*** Opening SOURCE INFORMATION ***

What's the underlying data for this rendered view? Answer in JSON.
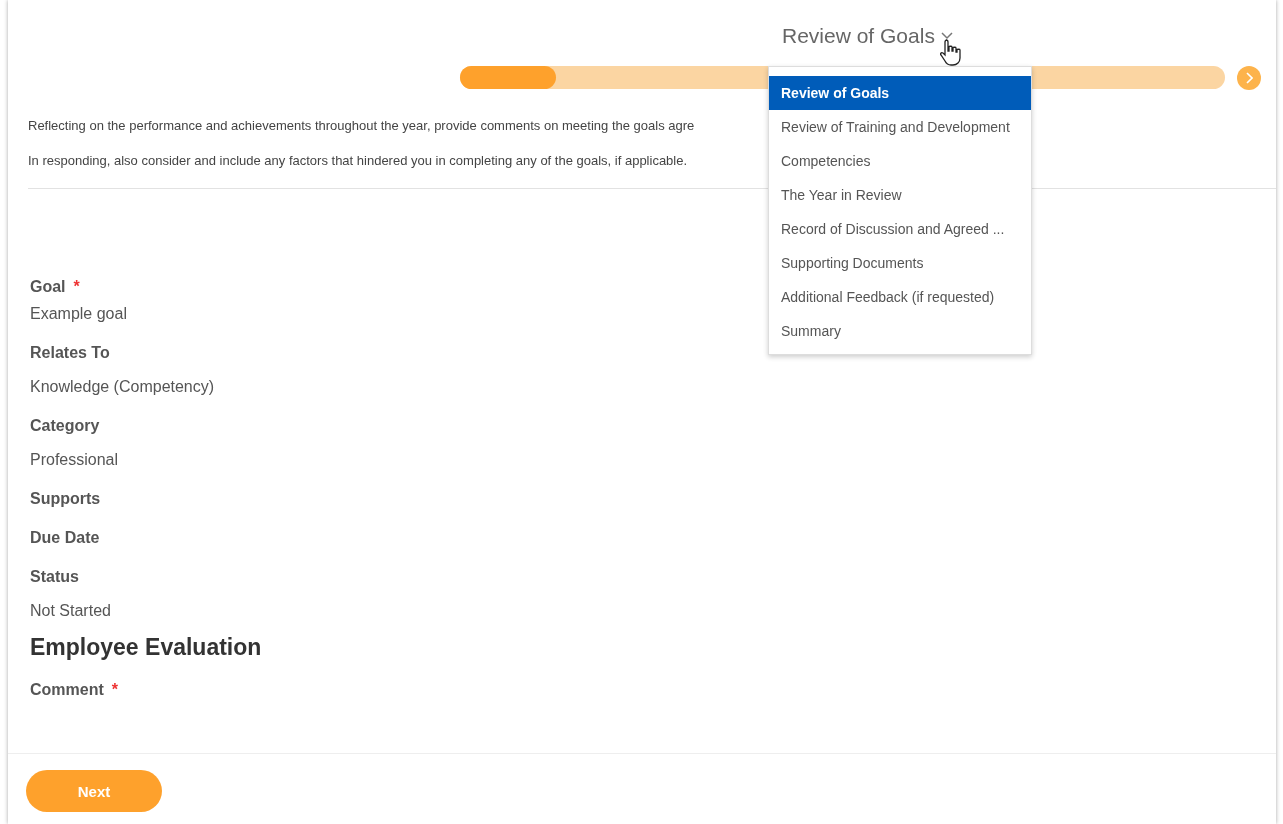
{
  "step_title": "Review of Goals",
  "progress": {
    "level": 0.125
  },
  "menu": [
    {
      "label": "Review of Goals",
      "selected": true
    },
    {
      "label": "Review of Training and Development",
      "selected": false
    },
    {
      "label": "Competencies",
      "selected": false
    },
    {
      "label": "The Year in Review",
      "selected": false
    },
    {
      "label": "Record of Discussion and Agreed ...",
      "selected": false
    },
    {
      "label": "Supporting Documents",
      "selected": false
    },
    {
      "label": "Additional Feedback (if requested)",
      "selected": false
    },
    {
      "label": "Summary",
      "selected": false
    }
  ],
  "instructions": [
    "Reflecting on the performance and achievements throughout the year, provide comments on meeting the goals agre",
    "In responding, also consider and include any factors that hindered you in completing any of the goals, if applicable."
  ],
  "fields": [
    {
      "kind": "label",
      "text": "Goal",
      "required_mark": "*"
    },
    {
      "kind": "value",
      "text": "Example goal"
    },
    {
      "kind": "label",
      "text": "Relates To"
    },
    {
      "kind": "value",
      "text": "Knowledge (Competency)"
    },
    {
      "kind": "label",
      "text": "Category"
    },
    {
      "kind": "value",
      "text": "Professional"
    },
    {
      "kind": "label",
      "text": "Supports"
    },
    {
      "kind": "label",
      "text": "Due Date"
    },
    {
      "kind": "label",
      "text": "Status"
    },
    {
      "kind": "value",
      "text": "Not Started"
    },
    {
      "kind": "heading",
      "text": "Employee Evaluation"
    },
    {
      "kind": "label",
      "text": "Comment",
      "required_mark": "*"
    }
  ],
  "next_button": "Next"
}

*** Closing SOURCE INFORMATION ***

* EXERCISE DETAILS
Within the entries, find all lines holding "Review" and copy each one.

* WRITTEN RESPONSE
  "step_title": "Review of Goals",
      "label": "Review of Goals",
      "label": "Review of Training and Development",
      "label": "The Year in Review",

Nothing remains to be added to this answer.